Dr. Manisha Verma

Dr. Geoffrey Mills


Effective risk communication has been shown to carry several benefits to patient care. This study, done with the patient population of Thomas Jefferson University’s Family Medical Associates, asks participants about their preference for risk communication, focusing primarily in the context of cardiac risk assessment. This study will focus on the patient’s view of risk assessment communication. They will be asked if they would be interested in knowing their own risks for cardiac disease, their understanding of “risk”, the Framingham Risk Assessment, and how they will use the information. Focus groups were formed, first screened for participant Framingham risk scores. Questionnaires were given to participants, to collect sensitive demographics and health history data, prior to the focus group.

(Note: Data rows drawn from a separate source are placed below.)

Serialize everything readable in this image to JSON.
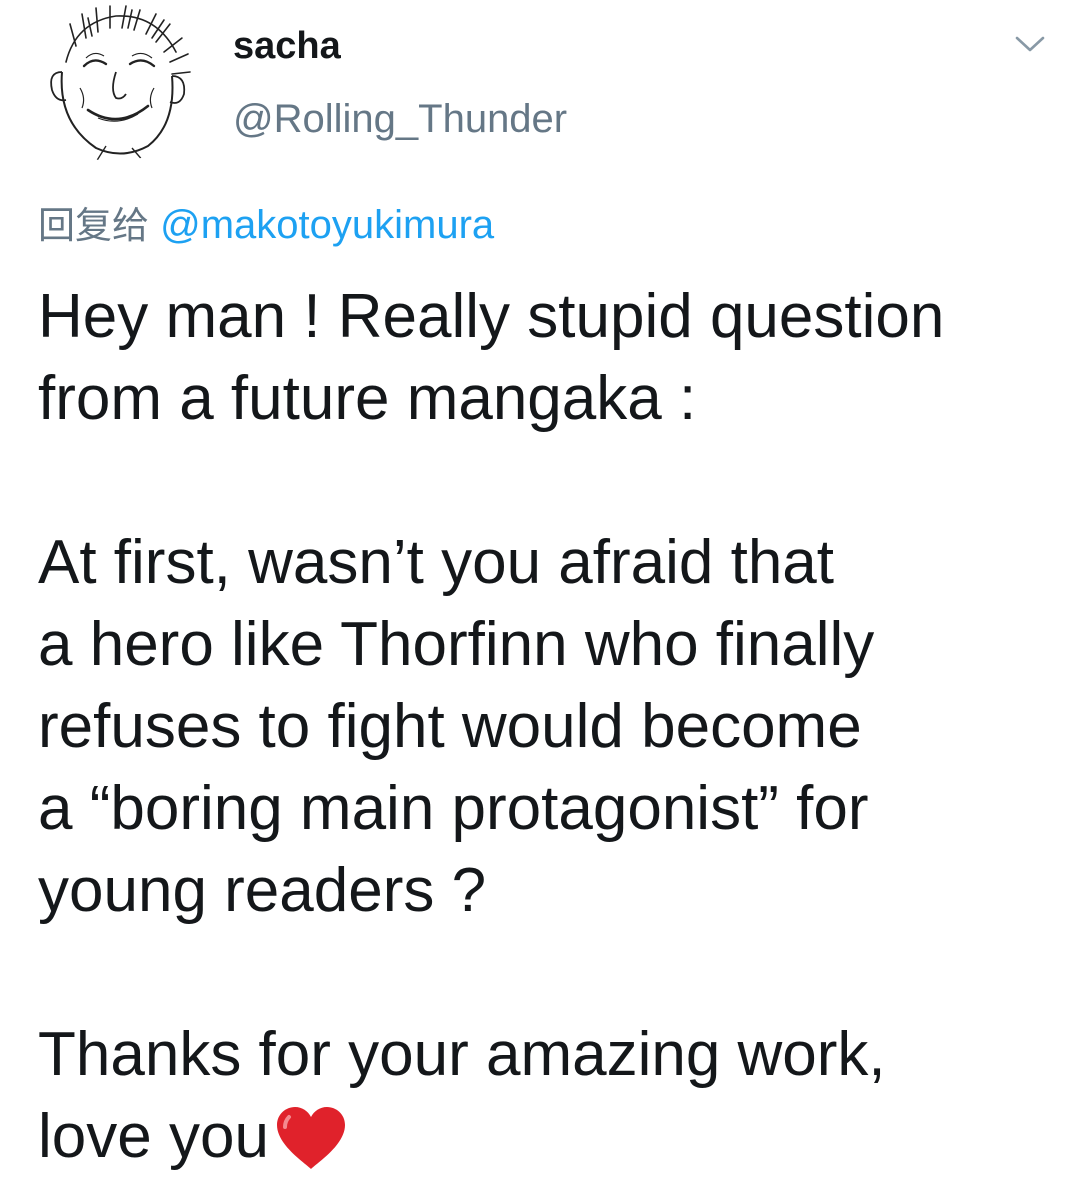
{
  "tweet": {
    "author": {
      "display_name": "sacha",
      "handle": "@Rolling_Thunder",
      "avatar_icon": "manga-face-avatar"
    },
    "more_icon": "chevron-down-icon",
    "reply": {
      "prefix": "回复给",
      "mention": "@makotoyukimura"
    },
    "body": {
      "para1": [
        "Hey man ! Really stupid question",
        "from a future mangaka :"
      ],
      "para2": [
        "At first, wasn’t you afraid that",
        "a hero like Thorfinn who finally",
        "refuses to fight would become",
        "a “boring main protagonist” for",
        "young readers ?"
      ],
      "para3": [
        "Thanks for your amazing work,",
        "love you"
      ],
      "emoji": "red-heart-icon"
    },
    "colors": {
      "text": "#14171a",
      "secondary": "#657786",
      "link": "#1da1f2",
      "heart": "#e0222b"
    }
  }
}
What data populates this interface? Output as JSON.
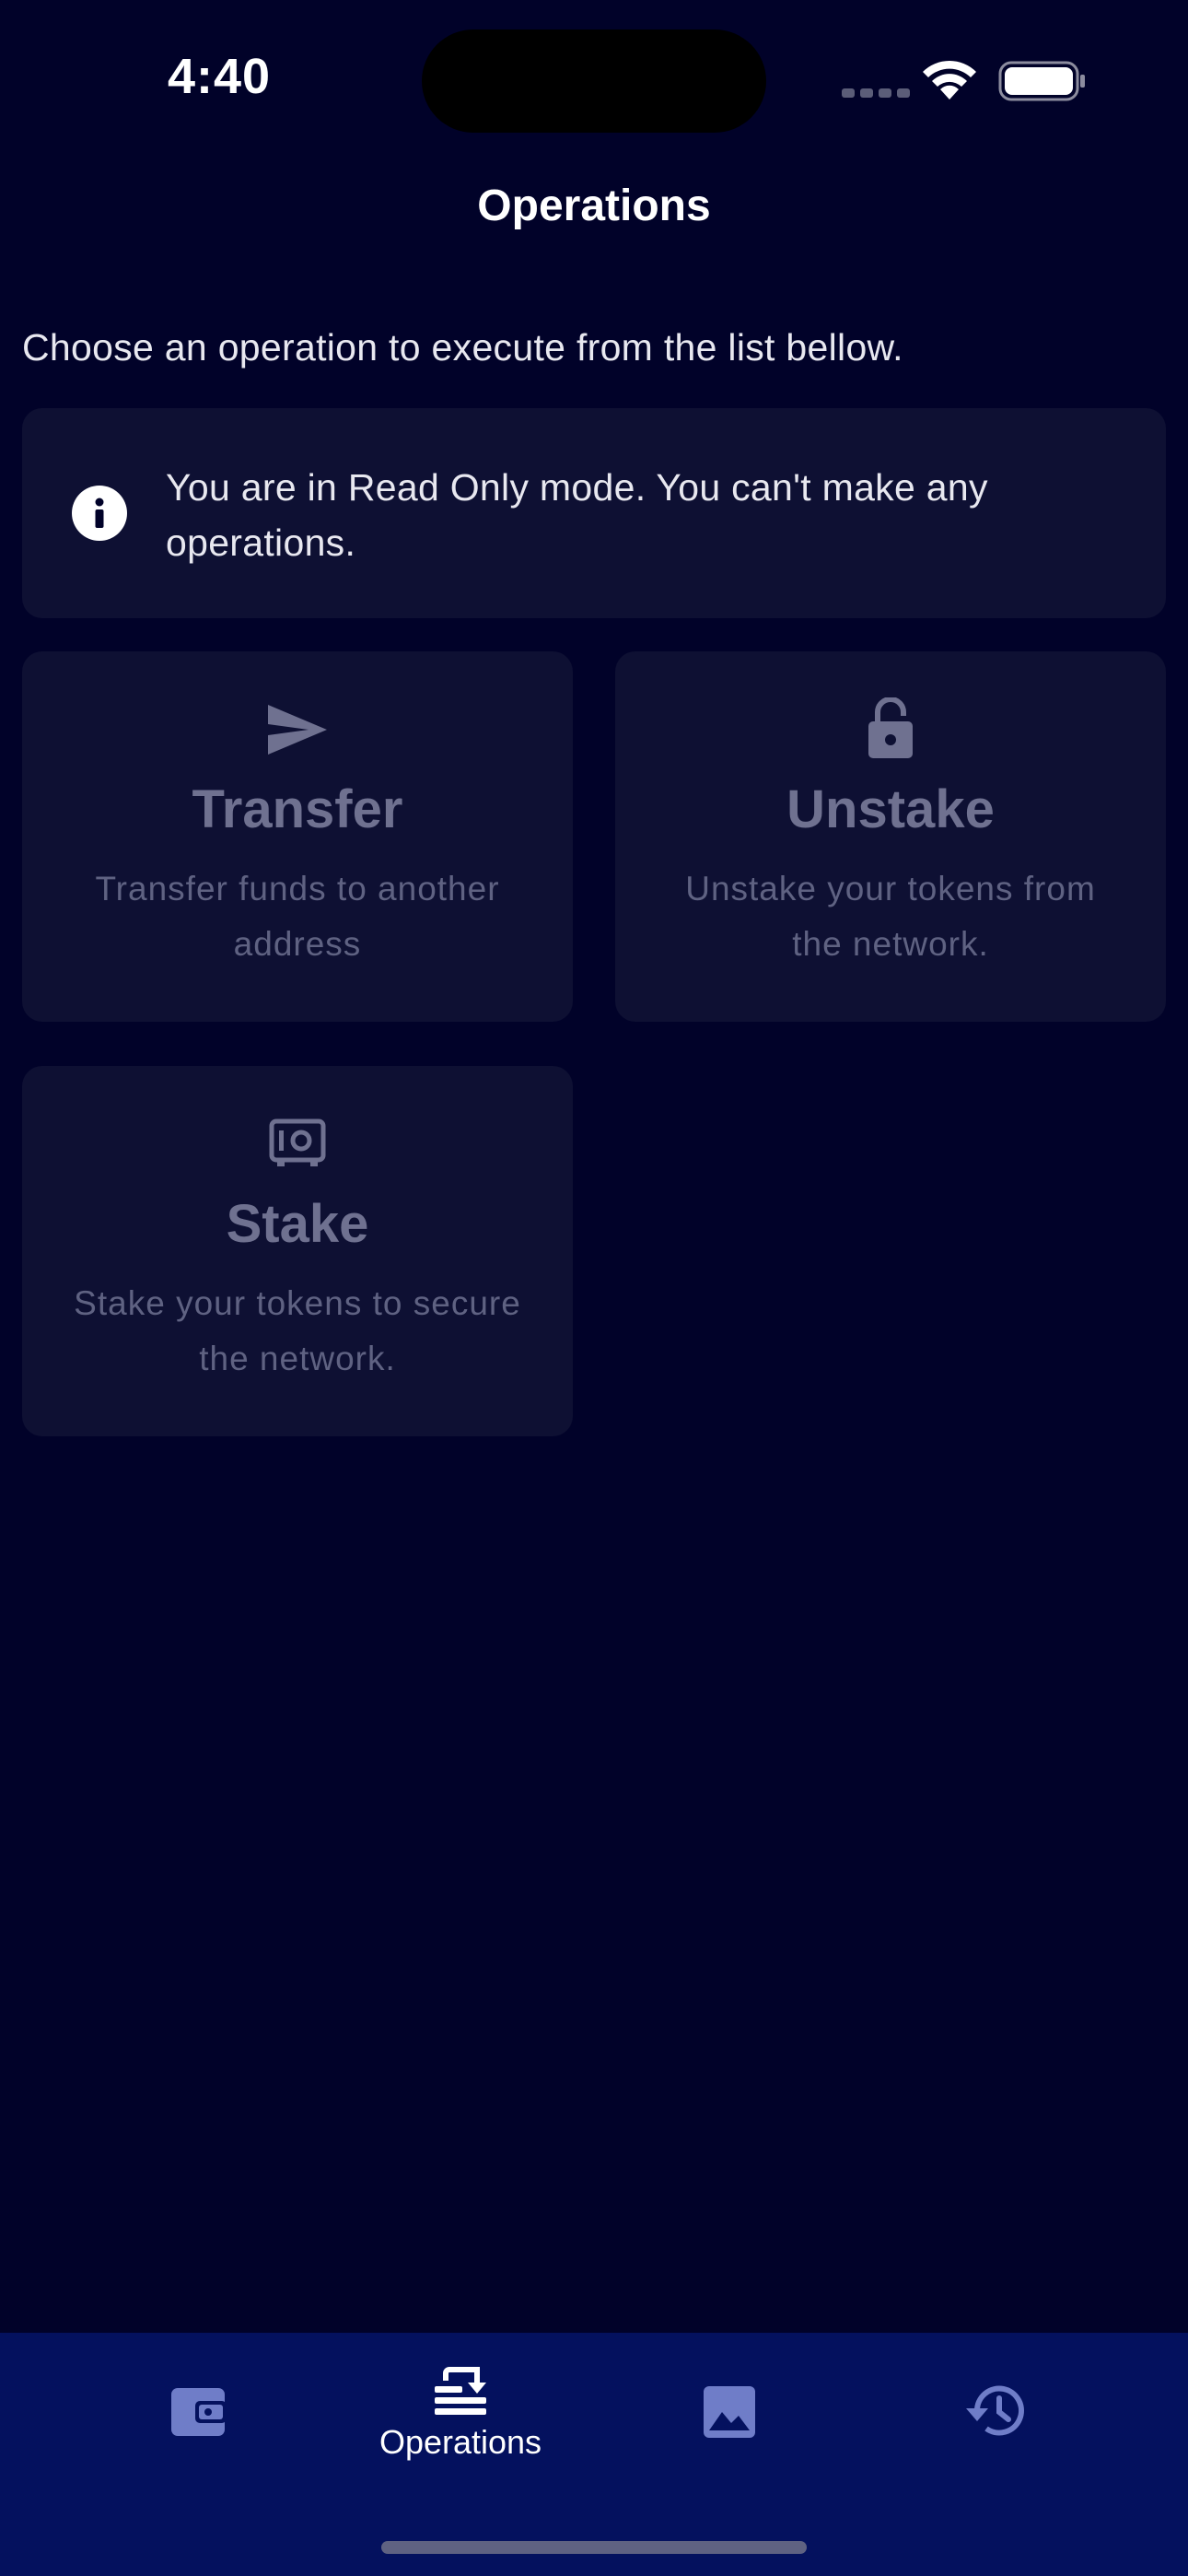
{
  "status_bar": {
    "time": "4:40"
  },
  "header": {
    "title": "Operations"
  },
  "intro": "Choose an operation to execute from the list bellow.",
  "info_banner": {
    "icon": "info-icon",
    "text": "You are in Read Only mode. You can't make any operations."
  },
  "operations": [
    {
      "icon": "send-icon",
      "title": "Transfer",
      "description": "Transfer funds to another address"
    },
    {
      "icon": "lock-open-icon",
      "title": "Unstake",
      "description": "Unstake your tokens from the network."
    },
    {
      "icon": "safe-icon",
      "title": "Stake",
      "description": "Stake your tokens to secure the network."
    }
  ],
  "bottom_nav": {
    "items": [
      {
        "icon": "wallet-icon",
        "label": ""
      },
      {
        "icon": "operations-icon",
        "label": "Operations",
        "active": true
      },
      {
        "icon": "image-icon",
        "label": ""
      },
      {
        "icon": "history-icon",
        "label": ""
      }
    ]
  },
  "colors": {
    "background": "#010229",
    "card": "#0e1033",
    "nav_background": "#04115e",
    "nav_icon_inactive": "#6f7dc8",
    "disabled_text": "#6f7190"
  }
}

Participants were also given the REALM-SF, to assess their health literacy. Overall, participants showed a willingness to learn, and a willingness to change. Participants viewed the idea of being told of their risks favorably. The word itself motivates them to have a desire for change. Having more personalized conversations with their physicians leads to a better relationship, and better understanding of the patient’s health, by both the patient, and the primary care physician. The department of Jefferson Family and Community medicine should invest in further studies to find the best way to implement this practice in their office.

Presentation: 23 minutes